It’s got some funding from a large New York company that media reports say was its first client, along with $300,000 from Canadian investors BDC Capital, Innovacorp and Real Ventures. 
A pair of Latin American companies are in this year’s competition. There’s Kuona Analytics, based in Monterrey, Mexico and Palo Alto, a shopping list app that notifies users the cheapest store to buy items, organizes lists by location in a store and offers personalized deals. It also lets retailers track prices of their competitors and receive notifications and alerts for more sudden price changes. 
Kuona participated in Start-Up Chile in 2013, earning investment from naranya LABS and NXTP Labs, and then MassChallenge in Boston in 2014. 
TiZKKA is led by a Uruguayan team but based in Mexico City. This app, initially launched in Brazil and only in Portuguese, gives fashion enthusiasts access to personal stylists and fashion experts in real time. The company raised $343,500 in 2014, the same year it launched across South America and with Spanish and English language versions. 

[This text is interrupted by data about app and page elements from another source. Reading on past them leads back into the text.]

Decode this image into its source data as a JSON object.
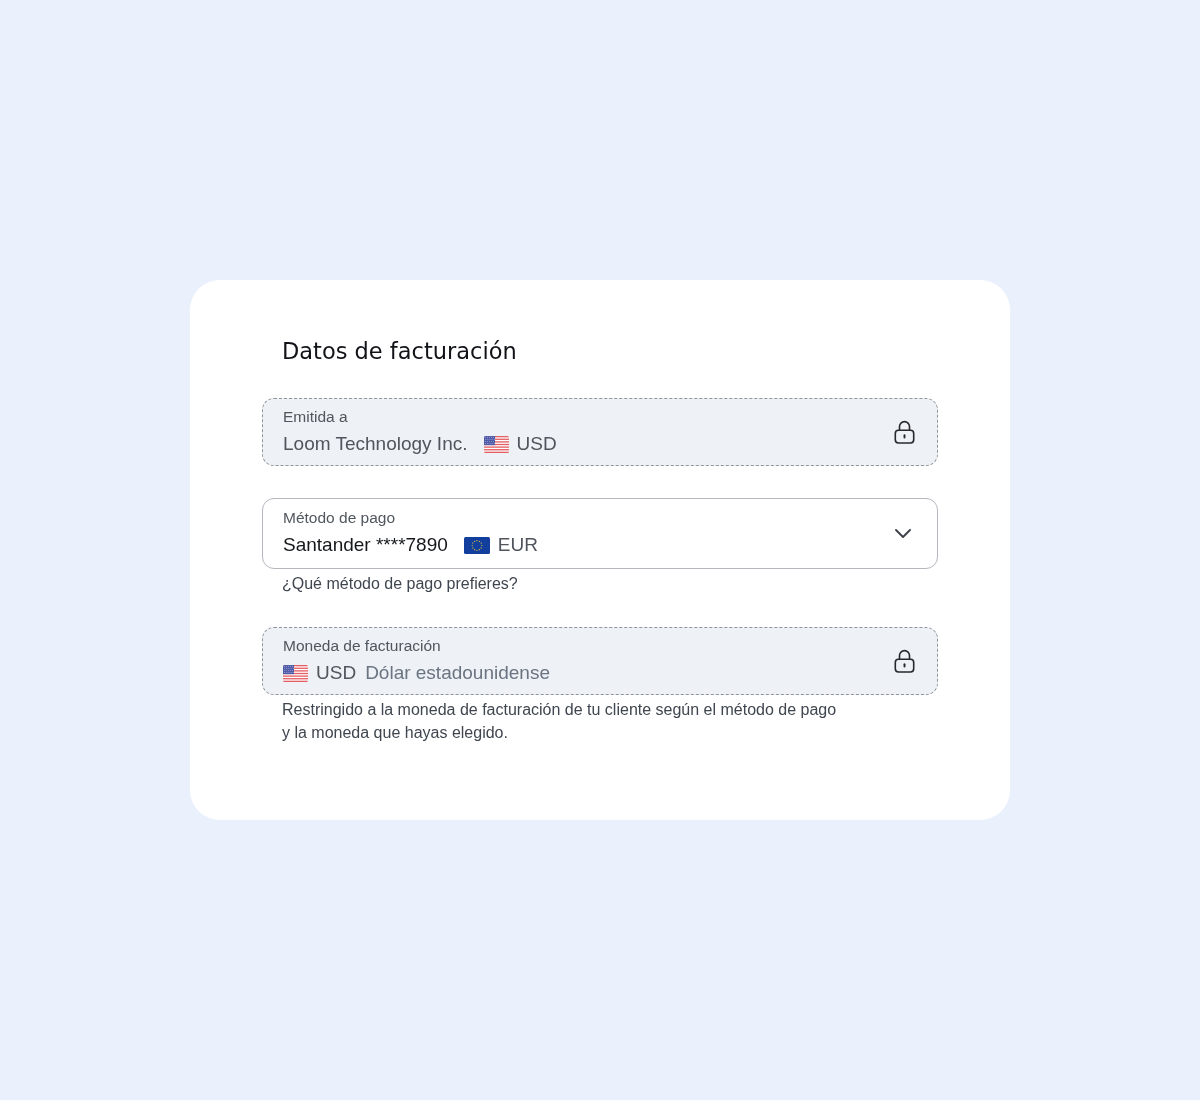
{
  "title": "Datos de facturación",
  "fields": [
    {
      "kind": "locked",
      "label": "Emitida a",
      "parts": [
        {
          "kind": "name",
          "text": "Loom Technology Inc."
        },
        {
          "kind": "flag_us"
        },
        {
          "kind": "code",
          "text": "USD"
        }
      ]
    },
    {
      "kind": "dropdown",
      "label": "Método de pago",
      "parts": [
        {
          "kind": "name",
          "text": "Santander ****7890"
        },
        {
          "kind": "flag_eu"
        },
        {
          "kind": "code",
          "text": "EUR"
        }
      ],
      "helper": "¿Qué método de pago prefieres?"
    },
    {
      "kind": "locked",
      "label": "Moneda de facturación",
      "parts": [
        {
          "kind": "flag_us"
        },
        {
          "kind": "code",
          "text": "USD"
        },
        {
          "kind": "description",
          "text": "Dólar estadounidense"
        }
      ],
      "helper": "Restringido a la moneda de facturación de tu cliente según el método de pago y la moneda que hayas elegido."
    }
  ]
}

Next up is VIDAfounded by a Pakistani entrepreneur who previously worked in product development for Microsoft’s Xbox division. 
The San Francisco company does digital textile printing (similar to Durham-based Spoonflower). Designs are submitted by artists and global designers and printed on silk and cashmere scarves and blouses on-demand, or as they are ordered by customers. The company has a charitable mission too, paying living wages to workers in its factories in Pakistan, Sri Lanka and India. It raised $1.3 million in 2014 from big name investors like Google Ventures and Universal Music Group. 
Finally, representing 1879 in Chicago is a software that child care centers can use to update parents on their kids’ learning and developmental progress through any channel they’d like. Called MyChild, the five-year-old company is sending more than a million emails to parents each month. Its founders are Portuguese and went through a startup accelerator in Lisbon. They’ve raised $260,000 according to AngelList.
Judges for the competition are Steve Case of the DC venture capital firm Revolution, Frank Chen of Andreessen Horowitz and Bedy Yang of 500 Startups. More details on the event are here.  And stay tuned for a recap after the winner is announced.